Meet Ayesha Alhassan – recent Master of Public Health (MPH) graduate. Ayesha plans to use the skills she learnt during her MPH experience to pursue a career in the public health field.
Why did you decide to study a Master of Public Health at ANU?
I completed a Bachelor of Health Science and many of the compulsory subjects within the degree were centred around both public and population health.
I then had the opportunity to do a vertical double degree, being the Master of Public Health. Given my undergraduate studies and interest in health, I enrolled. Additionally, I had the opportunity to complete the course in one year instead of two. So that was a privilege of the undergraduate degree. I then decided to do the research component of the MPH as well – making it an MPH Advanced.
What did you particularly enjoy about the MPH?

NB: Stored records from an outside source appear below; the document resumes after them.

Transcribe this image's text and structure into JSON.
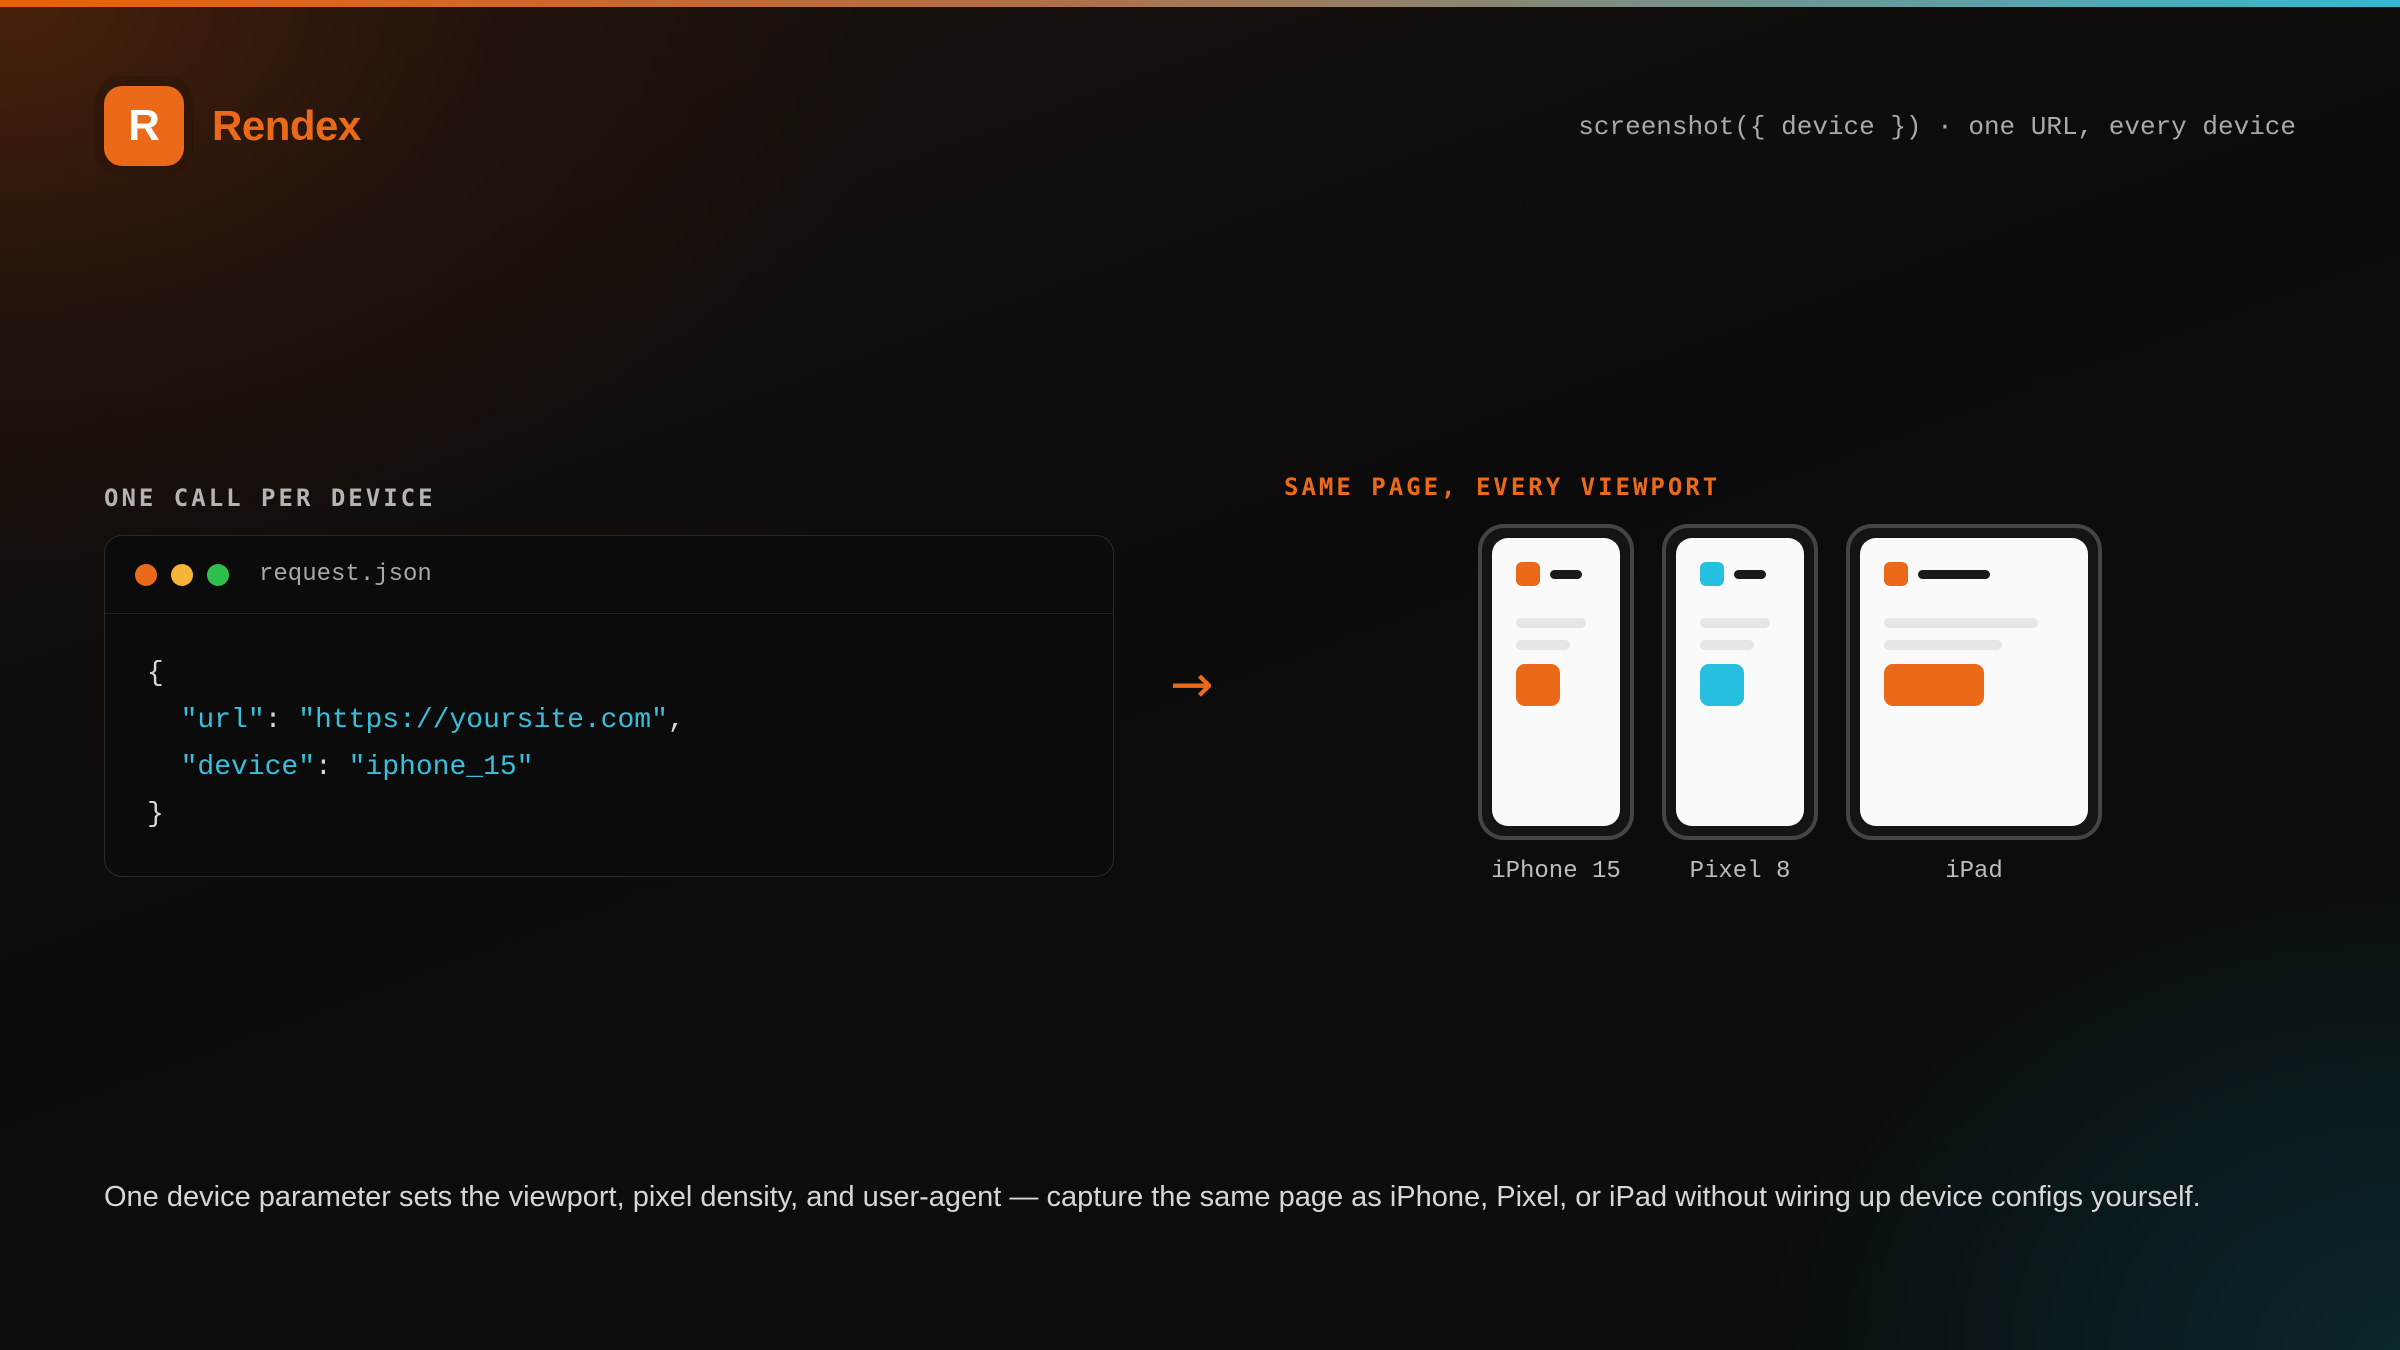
{
  "brand": {
    "logo_letter": "R",
    "name": "Rendex",
    "accent": "#ea6a1a"
  },
  "tagline": "screenshot({ device }) · one URL, every device",
  "left_section": {
    "label": "ONE CALL PER DEVICE",
    "window": {
      "traffic_lights": [
        "#ea6a1a",
        "#f5b43a",
        "#2ec04a"
      ],
      "filename": "request.json",
      "code": {
        "open": "{",
        "url_key": "\"url\"",
        "url_value": "\"https://yoursite.com\"",
        "device_key": "\"device\"",
        "device_value": "\"iphone_15\"",
        "close": "}"
      }
    }
  },
  "arrow": "→",
  "right_section": {
    "label": "SAME PAGE, EVERY VIEWPORT",
    "devices": [
      {
        "name": "iPhone 15",
        "accent": "#ea6a1a"
      },
      {
        "name": "Pixel 8",
        "accent": "#27bfe0"
      },
      {
        "name": "iPad",
        "accent": "#ea6a1a"
      }
    ]
  },
  "description": "One device parameter sets the viewport, pixel density, and user-agent — capture the same page as iPhone, Pixel, or iPad without wiring up device configs yourself."
}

The course work was fun and practical. We covered a range of topics, for example epidemiology, biostatistics, and global health, and all the coursework lecturers were great. The research component of the degree was also really rewarding, and I enjoyed the opportunity to work more independently. Despite having to move online due to COVID-19 interruptions, I still think it was one of my best university experiences.
I also volunteered for an internship at ACT Health at the beginning of the MPH. There I worked as part of a team working on redesigning the ACT Quarterly Performance Report (QPR) using new data visualisation methods to improve ACT Health’s reporting approach of the QPR. The team I worked with was really supportive, had a nice working environment, and gave me some valuable real-world experience.
Can you describe your research project as part of the MPH (Advanced) degree?
I worked on a collaborative project between the Population Health Exchange (PHXchange, ANU) and the ACT Health Directorate, summarising longitudinal studies that collect data about healthy aging. I identified Australian studies that sampled people aged 45 years and older, and created multiple tables identifying the variables each study covered.
This work provides a useful resource for policy makers to identify existing longitudinal studies that can be accessed to inform policy. For example, if policy areas want to consider mental health of older people, they can use the table summaries I compiled to find longitudinal studies that include relevant variables, such as psychological and/or cognitive health variables, to help answer their policy questions. I think this research highlights the benefits of utilising existing longitudinal studies to inform policy.
How do you think the MPH has prepared you for your future career in health?
I learnt many new things, including the very useful skill of data analysis using a statistical package like STATA. When I first started using the program I thought – wow, this full on! But the lecturers were really good at explaining and walking us through it. Many jobs require you to know how to manage and analyse data, so I’m glad I had the opportunity to learn this skill.
Learning how to conduct outbreak investigations as part of my epidemiology course, is also a useful skill I learnt through the MPH. This will be particularly useful for me, as I would like to enter the epidemiological field. Additionally, through the research component of the MPH, I learnt important skills in time management and report writing.
*Ayesha now works as a research assistant with the PHXchange.